> [WORK ITEM] Return all the entries below exactly, except for the images they hold.

> [LISTED RECORDS]
•••••

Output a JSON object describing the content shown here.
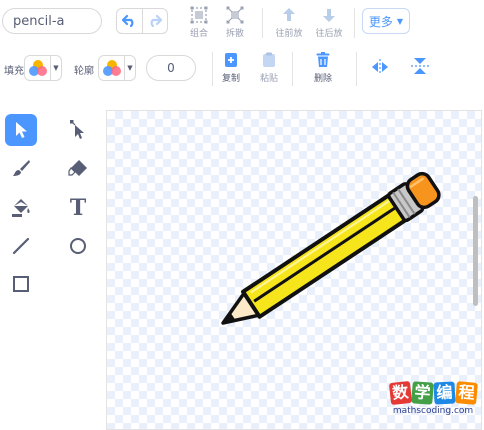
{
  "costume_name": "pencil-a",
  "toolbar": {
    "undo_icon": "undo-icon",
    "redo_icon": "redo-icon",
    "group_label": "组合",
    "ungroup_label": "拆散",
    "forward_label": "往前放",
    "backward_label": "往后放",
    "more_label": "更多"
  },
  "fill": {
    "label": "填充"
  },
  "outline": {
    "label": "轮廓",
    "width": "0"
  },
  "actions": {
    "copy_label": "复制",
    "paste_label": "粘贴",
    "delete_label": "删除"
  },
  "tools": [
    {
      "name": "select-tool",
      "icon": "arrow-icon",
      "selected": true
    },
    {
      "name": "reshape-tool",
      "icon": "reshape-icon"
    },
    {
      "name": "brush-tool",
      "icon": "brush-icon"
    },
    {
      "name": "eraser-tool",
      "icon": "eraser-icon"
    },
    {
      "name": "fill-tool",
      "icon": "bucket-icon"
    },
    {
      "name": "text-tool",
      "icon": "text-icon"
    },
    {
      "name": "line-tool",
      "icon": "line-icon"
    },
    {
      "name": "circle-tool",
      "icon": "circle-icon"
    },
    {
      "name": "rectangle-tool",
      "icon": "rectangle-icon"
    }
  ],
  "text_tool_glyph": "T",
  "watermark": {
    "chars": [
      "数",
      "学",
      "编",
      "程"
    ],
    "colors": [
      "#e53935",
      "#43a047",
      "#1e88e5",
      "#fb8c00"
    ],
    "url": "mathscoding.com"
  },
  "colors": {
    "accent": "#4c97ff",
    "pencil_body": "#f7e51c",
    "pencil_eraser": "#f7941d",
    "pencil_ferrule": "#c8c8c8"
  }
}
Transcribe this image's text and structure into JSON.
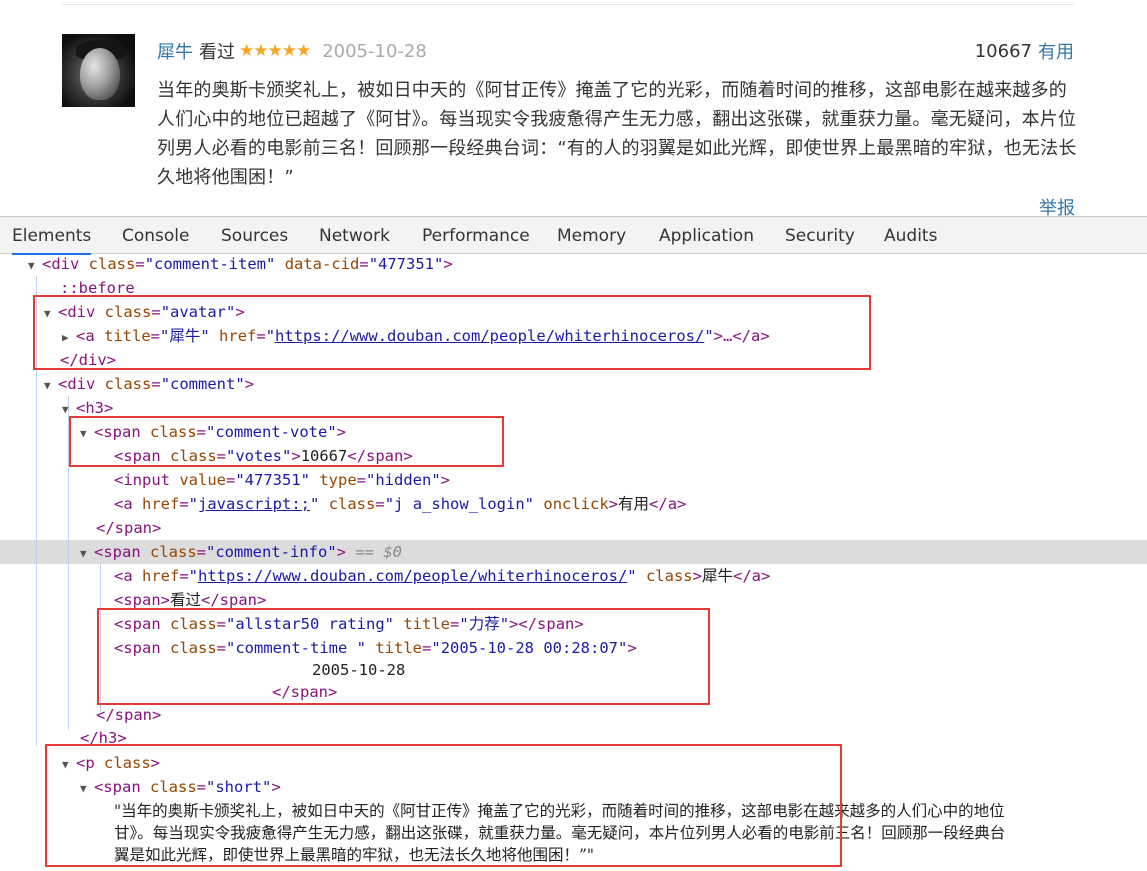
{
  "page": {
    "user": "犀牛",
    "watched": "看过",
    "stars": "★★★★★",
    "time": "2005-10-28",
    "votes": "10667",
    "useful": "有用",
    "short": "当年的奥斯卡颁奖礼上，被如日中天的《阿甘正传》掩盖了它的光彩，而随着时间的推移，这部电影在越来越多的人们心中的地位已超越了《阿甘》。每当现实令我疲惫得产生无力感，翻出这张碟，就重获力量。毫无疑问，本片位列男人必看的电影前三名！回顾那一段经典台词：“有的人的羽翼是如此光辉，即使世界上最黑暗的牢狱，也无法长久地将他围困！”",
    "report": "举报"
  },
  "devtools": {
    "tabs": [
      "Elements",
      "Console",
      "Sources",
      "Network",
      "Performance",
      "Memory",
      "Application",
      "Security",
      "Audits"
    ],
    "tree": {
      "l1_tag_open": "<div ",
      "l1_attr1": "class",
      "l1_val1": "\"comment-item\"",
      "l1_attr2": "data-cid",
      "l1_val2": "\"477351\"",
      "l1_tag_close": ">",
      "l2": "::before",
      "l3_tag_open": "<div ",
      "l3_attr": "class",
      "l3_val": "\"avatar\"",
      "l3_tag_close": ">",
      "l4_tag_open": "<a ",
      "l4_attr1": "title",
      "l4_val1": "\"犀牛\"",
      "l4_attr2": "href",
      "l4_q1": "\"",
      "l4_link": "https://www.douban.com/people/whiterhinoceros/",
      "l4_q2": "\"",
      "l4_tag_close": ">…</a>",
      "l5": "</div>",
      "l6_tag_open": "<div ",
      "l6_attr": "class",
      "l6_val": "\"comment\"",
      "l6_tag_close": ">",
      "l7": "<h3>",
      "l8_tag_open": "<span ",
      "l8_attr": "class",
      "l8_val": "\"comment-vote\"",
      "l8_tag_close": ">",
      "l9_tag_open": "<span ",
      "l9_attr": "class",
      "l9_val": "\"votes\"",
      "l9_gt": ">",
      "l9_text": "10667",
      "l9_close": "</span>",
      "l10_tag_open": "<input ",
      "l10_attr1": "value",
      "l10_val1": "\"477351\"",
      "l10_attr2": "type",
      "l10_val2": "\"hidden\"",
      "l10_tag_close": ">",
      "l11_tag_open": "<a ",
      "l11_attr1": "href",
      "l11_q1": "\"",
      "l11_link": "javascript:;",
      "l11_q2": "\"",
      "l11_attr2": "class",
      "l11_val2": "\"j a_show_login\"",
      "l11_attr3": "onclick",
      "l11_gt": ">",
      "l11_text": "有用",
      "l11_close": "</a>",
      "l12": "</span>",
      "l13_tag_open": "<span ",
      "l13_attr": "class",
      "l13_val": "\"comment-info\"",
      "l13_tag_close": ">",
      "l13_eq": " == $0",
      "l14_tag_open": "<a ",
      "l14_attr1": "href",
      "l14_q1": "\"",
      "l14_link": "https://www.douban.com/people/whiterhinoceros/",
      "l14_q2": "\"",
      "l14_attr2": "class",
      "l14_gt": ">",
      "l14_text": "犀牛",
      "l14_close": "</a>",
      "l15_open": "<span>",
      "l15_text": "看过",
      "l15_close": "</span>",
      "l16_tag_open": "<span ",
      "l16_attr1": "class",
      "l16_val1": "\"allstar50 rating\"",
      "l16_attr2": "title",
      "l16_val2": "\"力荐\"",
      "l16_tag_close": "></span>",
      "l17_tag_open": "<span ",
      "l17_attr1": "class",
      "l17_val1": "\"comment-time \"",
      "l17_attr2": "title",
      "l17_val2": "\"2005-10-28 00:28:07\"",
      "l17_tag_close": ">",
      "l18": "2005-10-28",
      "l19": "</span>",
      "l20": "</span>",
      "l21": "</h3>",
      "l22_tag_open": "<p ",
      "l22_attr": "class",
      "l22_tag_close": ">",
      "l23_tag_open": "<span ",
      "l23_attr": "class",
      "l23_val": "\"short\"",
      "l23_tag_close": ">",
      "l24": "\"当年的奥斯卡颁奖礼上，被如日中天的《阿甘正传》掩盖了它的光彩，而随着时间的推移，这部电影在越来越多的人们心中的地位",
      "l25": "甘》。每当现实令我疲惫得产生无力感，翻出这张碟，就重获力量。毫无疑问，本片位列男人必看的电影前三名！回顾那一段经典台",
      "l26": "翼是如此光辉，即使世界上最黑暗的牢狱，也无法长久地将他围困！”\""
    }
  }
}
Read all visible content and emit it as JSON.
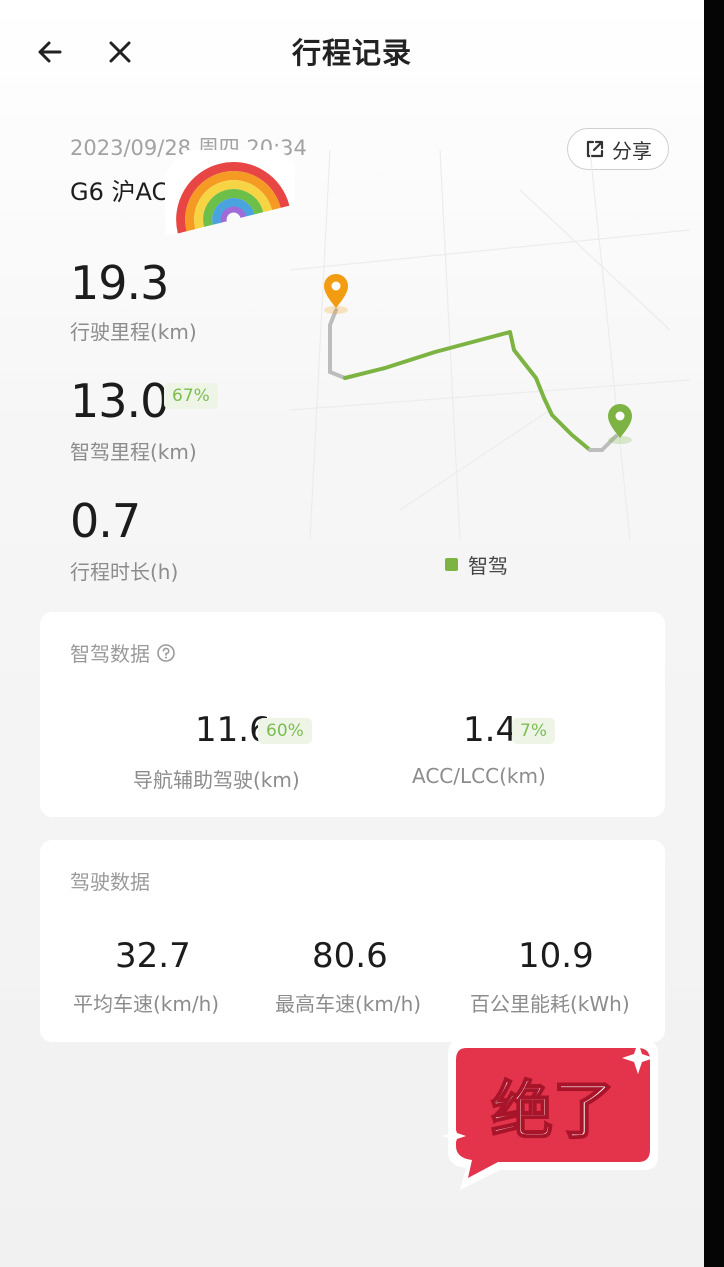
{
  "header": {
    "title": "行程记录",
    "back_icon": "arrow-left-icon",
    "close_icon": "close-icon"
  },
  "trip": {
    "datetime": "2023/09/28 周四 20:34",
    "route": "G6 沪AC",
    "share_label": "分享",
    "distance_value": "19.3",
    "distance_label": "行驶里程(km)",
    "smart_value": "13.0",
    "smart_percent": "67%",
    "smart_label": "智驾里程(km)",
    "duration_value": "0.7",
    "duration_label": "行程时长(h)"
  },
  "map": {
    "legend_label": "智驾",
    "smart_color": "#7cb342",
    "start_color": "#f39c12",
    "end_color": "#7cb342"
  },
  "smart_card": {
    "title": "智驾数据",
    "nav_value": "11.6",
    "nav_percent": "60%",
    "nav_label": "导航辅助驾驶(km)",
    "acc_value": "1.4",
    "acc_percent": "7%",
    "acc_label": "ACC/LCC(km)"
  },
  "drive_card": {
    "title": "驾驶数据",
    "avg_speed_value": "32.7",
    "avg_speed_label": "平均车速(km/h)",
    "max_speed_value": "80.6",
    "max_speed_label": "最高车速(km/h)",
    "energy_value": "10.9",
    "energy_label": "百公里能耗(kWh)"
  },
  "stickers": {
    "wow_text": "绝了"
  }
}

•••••

> [EXPECTED ANSWER]
Output a JSON object describing the content shown here.
{
  "costume_name": "pencil-a",
  "toolbar": {
    "undo_icon": "undo-icon",
    "redo_icon": "redo-icon",
    "group_label": "组合",
    "ungroup_label": "拆散",
    "forward_label": "往前放",
    "backward_label": "往后放",
    "more_label": "更多"
  },
  "fill": {
    "label": "填充"
  },
  "outline": {
    "label": "轮廓",
    "width": "0"
  },
  "actions": {
    "copy_label": "复制",
    "paste_label": "粘贴",
    "delete_label": "删除"
  },
  "tools": [
    {
      "name": "select-tool",
      "icon": "arrow-icon",
      "selected": true
    },
    {
      "name": "reshape-tool",
      "icon": "reshape-icon"
    },
    {
      "name": "brush-tool",
      "icon": "brush-icon"
    },
    {
      "name": "eraser-tool",
      "icon": "eraser-icon"
    },
    {
      "name": "fill-tool",
      "icon": "bucket-icon"
    },
    {
      "name": "text-tool",
      "icon": "text-icon"
    },
    {
      "name": "line-tool",
      "icon": "line-icon"
    },
    {
      "name": "circle-tool",
      "icon": "circle-icon"
    },
    {
      "name": "rectangle-tool",
      "icon": "rectangle-icon"
    }
  ],
  "text_tool_glyph": "T",
  "watermark": {
    "chars": [
      "数",
      "学",
      "编",
      "程"
    ],
    "colors": [
      "#e53935",
      "#43a047",
      "#1e88e5",
      "#fb8c00"
    ],
    "url": "mathscoding.com"
  },
  "colors": {
    "accent": "#4c97ff",
    "pencil_body": "#f7e51c",
    "pencil_eraser": "#f7941d",
    "pencil_ferrule": "#c8c8c8"
  }
}
Transcribe this image's text and structure into JSON.
{
  "page": {
    "user": "犀牛",
    "watched": "看过",
    "stars": "★★★★★",
    "time": "2005-10-28",
    "votes": "10667",
    "useful": "有用",
    "short": "当年的奥斯卡颁奖礼上，被如日中天的《阿甘正传》掩盖了它的光彩，而随着时间的推移，这部电影在越来越多的人们心中的地位已超越了《阿甘》。每当现实令我疲惫得产生无力感，翻出这张碟，就重获力量。毫无疑问，本片位列男人必看的电影前三名！回顾那一段经典台词：“有的人的羽翼是如此光辉，即使世界上最黑暗的牢狱，也无法长久地将他围困！”",
    "report": "举报"
  },
  "devtools": {
    "tabs": [
      "Elements",
      "Console",
      "Sources",
      "Network",
      "Performance",
      "Memory",
      "Application",
      "Security",
      "Audits"
    ],
    "tree": {
      "l1_tag_open": "<div ",
      "l1_attr1": "class",
      "l1_val1": "\"comment-item\"",
      "l1_attr2": "data-cid",
      "l1_val2": "\"477351\"",
      "l1_tag_close": ">",
      "l2": "::before",
      "l3_tag_open": "<div ",
      "l3_attr": "class",
      "l3_val": "\"avatar\"",
      "l3_tag_close": ">",
      "l4_tag_open": "<a ",
      "l4_attr1": "title",
      "l4_val1": "\"犀牛\"",
      "l4_attr2": "href",
      "l4_q1": "\"",
      "l4_link": "https://www.douban.com/people/whiterhinoceros/",
      "l4_q2": "\"",
      "l4_tag_close": ">…</a>",
      "l5": "</div>",
      "l6_tag_open": "<div ",
      "l6_attr": "class",
      "l6_val": "\"comment\"",
      "l6_tag_close": ">",
      "l7": "<h3>",
      "l8_tag_open": "<span ",
      "l8_attr": "class",
      "l8_val": "\"comment-vote\"",
      "l8_tag_close": ">",
      "l9_tag_open": "<span ",
      "l9_attr": "class",
      "l9_val": "\"votes\"",
      "l9_gt": ">",
      "l9_text": "10667",
      "l9_close": "</span>",
      "l10_tag_open": "<input ",
      "l10_attr1": "value",
      "l10_val1": "\"477351\"",
      "l10_attr2": "type",
      "l10_val2": "\"hidden\"",
      "l10_tag_close": ">",
      "l11_tag_open": "<a ",
      "l11_attr1": "href",
      "l11_q1": "\"",
      "l11_link": "javascript:;",
      "l11_q2": "\"",
      "l11_attr2": "class",
      "l11_val2": "\"j a_show_login\"",
      "l11_attr3": "onclick",
      "l11_gt": ">",
      "l11_text": "有用",
      "l11_close": "</a>",
      "l12": "</span>",
      "l13_tag_open": "<span ",
      "l13_attr": "class",
      "l13_val": "\"comment-info\"",
      "l13_tag_close": ">",
      "l13_eq": " == $0",
      "l14_tag_open": "<a ",
      "l14_attr1": "href",
      "l14_q1": "\"",
      "l14_link": "https://www.douban.com/people/whiterhinoceros/",
      "l14_q2": "\"",
      "l14_attr2": "class",
      "l14_gt": ">",
      "l14_text": "犀牛",
      "l14_close": "</a>",
      "l15_open": "<span>",
      "l15_text": "看过",
      "l15_close": "</span>",
      "l16_tag_open": "<span ",
      "l16_attr1": "class",
      "l16_val1": "\"allstar50 rating\"",
      "l16_attr2": "title",
      "l16_val2": "\"力荐\"",
      "l16_tag_close": "></span>",
      "l17_tag_open": "<span ",
      "l17_attr1": "class",
      "l17_val1": "\"comment-time \"",
      "l17_attr2": "title",
      "l17_val2": "\"2005-10-28 00:28:07\"",
      "l17_tag_close": ">",
      "l18": "2005-10-28",
      "l19": "</span>",
      "l20": "</span>",
      "l21": "</h3>",
      "l22_tag_open": "<p ",
      "l22_attr": "class",
      "l22_tag_close": ">",
      "l23_tag_open": "<span ",
      "l23_attr": "class",
      "l23_val": "\"short\"",
      "l23_tag_close": ">",
      "l24": "\"当年的奥斯卡颁奖礼上，被如日中天的《阿甘正传》掩盖了它的光彩，而随着时间的推移，这部电影在越来越多的人们心中的地位",
      "l25": "甘》。每当现实令我疲惫得产生无力感，翻出这张碟，就重获力量。毫无疑问，本片位列男人必看的电影前三名！回顾那一段经典台",
      "l26": "翼是如此光辉，即使世界上最黑暗的牢狱，也无法长久地将他围困！”\""
    }
  }
}
Read all visible content and emit it as JSON.
{
  "header": {
    "title": "行程记录",
    "back_icon": "arrow-left-icon",
    "close_icon": "close-icon"
  },
  "trip": {
    "datetime": "2023/09/28 周四 20:34",
    "route": "G6 沪AC",
    "share_label": "分享",
    "distance_value": "19.3",
    "distance_label": "行驶里程(km)",
    "smart_value": "13.0",
    "smart_percent": "67%",
    "smart_label": "智驾里程(km)",
    "duration_value": "0.7",
    "duration_label": "行程时长(h)"
  },
  "map": {
    "legend_label": "智驾",
    "smart_color": "#7cb342",
    "start_color": "#f39c12",
    "end_color": "#7cb342"
  },
  "smart_card": {
    "title": "智驾数据",
    "nav_value": "11.6",
    "nav_percent": "60%",
    "nav_label": "导航辅助驾驶(km)",
    "acc_value": "1.4",
    "acc_percent": "7%",
    "acc_label": "ACC/LCC(km)"
  },
  "drive_card": {
    "title": "驾驶数据",
    "avg_speed_value": "32.7",
    "avg_speed_label": "平均车速(km/h)",
    "max_speed_value": "80.6",
    "max_speed_label": "最高车速(km/h)",
    "energy_value": "10.9",
    "energy_label": "百公里能耗(kWh)"
  },
  "stickers": {
    "wow_text": "绝了"
  }
}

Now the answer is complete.